Since 9/11, there has been a shift from catching terrorists to policing Muslimsby Zaheer Kazmi / April 11, 2017 / Leave a comment
Recent moves by the Trump administration to ban entry to the US of citizens of several Muslim-majority states seem to be a striking departure from western counter-extremism policies. These strategies have focused until now on the proscription of specific individuals and terrorist groups rather than on blanket bans on whole countries.
Meanwhile, the administration’s parallel desire to designate the Muslim Brotherhood a foreign terrorist organisation is also gaining steam. This has revived perennial tensions in western policy circles over how to deal with the apparently non-violent Islamist “movement,” which has been notoriously difficult to define as a unitary entity.
But while they may appear to augur a new era, Trump’s actions have deeper roots, which reveal the coming together of two distinct but related policy developments since 9/11: attempts by western governments at proscribing non-violent Islamist groups; and the direction of travel in definitions of extremism.
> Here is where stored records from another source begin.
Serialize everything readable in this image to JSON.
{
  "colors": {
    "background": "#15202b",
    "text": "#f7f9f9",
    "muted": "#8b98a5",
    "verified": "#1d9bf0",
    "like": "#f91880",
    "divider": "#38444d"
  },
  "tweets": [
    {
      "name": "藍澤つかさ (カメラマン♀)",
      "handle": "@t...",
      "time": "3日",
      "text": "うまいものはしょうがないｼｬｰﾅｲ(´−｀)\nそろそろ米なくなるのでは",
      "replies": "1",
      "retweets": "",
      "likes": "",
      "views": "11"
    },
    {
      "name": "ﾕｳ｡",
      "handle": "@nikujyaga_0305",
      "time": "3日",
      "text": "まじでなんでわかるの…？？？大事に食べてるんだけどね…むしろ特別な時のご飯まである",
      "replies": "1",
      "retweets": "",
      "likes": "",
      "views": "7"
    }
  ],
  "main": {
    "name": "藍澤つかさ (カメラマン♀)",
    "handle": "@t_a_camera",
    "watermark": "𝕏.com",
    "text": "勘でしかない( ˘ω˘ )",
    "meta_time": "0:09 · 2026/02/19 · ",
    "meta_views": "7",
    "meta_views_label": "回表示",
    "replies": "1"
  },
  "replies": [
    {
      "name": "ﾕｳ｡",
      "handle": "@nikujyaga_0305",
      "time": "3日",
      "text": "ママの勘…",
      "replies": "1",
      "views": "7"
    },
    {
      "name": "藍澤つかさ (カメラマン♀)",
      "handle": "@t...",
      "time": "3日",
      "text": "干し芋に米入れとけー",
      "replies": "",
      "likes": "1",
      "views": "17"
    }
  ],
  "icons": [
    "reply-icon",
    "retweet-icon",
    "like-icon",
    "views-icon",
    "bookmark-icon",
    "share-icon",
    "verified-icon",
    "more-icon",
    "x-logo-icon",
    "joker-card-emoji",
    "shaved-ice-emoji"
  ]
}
The pattern has been to target violence, then non-violent extremism and now, it seems, followers of a particular faith.
The growing intimacy between these trends has been most apparent in the evolution of the UK’s counter-extremism policy, especially since 2014 and the subsequent period of Conservative ascendancy following their election victory in 2015. The problems associated with these recent policy developments point to three underlying issues the Trump administration now also faces: the need for clarity in defining “extremism” and “political Islam”; the limits of policing transnational movements by unilateral domestic means; and the efficacy of using proscription as a policy tool.
In the UK, these issues have been especially apparent in evidence presented to two influential cross-party parliamentary committees, whose reports were published last year—one by the Joint Committee on Human Rights in July 2016 addressing the government’s proposed Counter-Extremism (and Safeguarding) Bill, the other a House of Commons Foreign Affairs Committee report on the Muslim Brotherhood published in December 2016. Both provide windows on to the growing impasse in western counter-extremism policy. As products of cross-party deliberation, they are also unusual for being non-partisan interventions in a public policy debate so often dominated by polemic.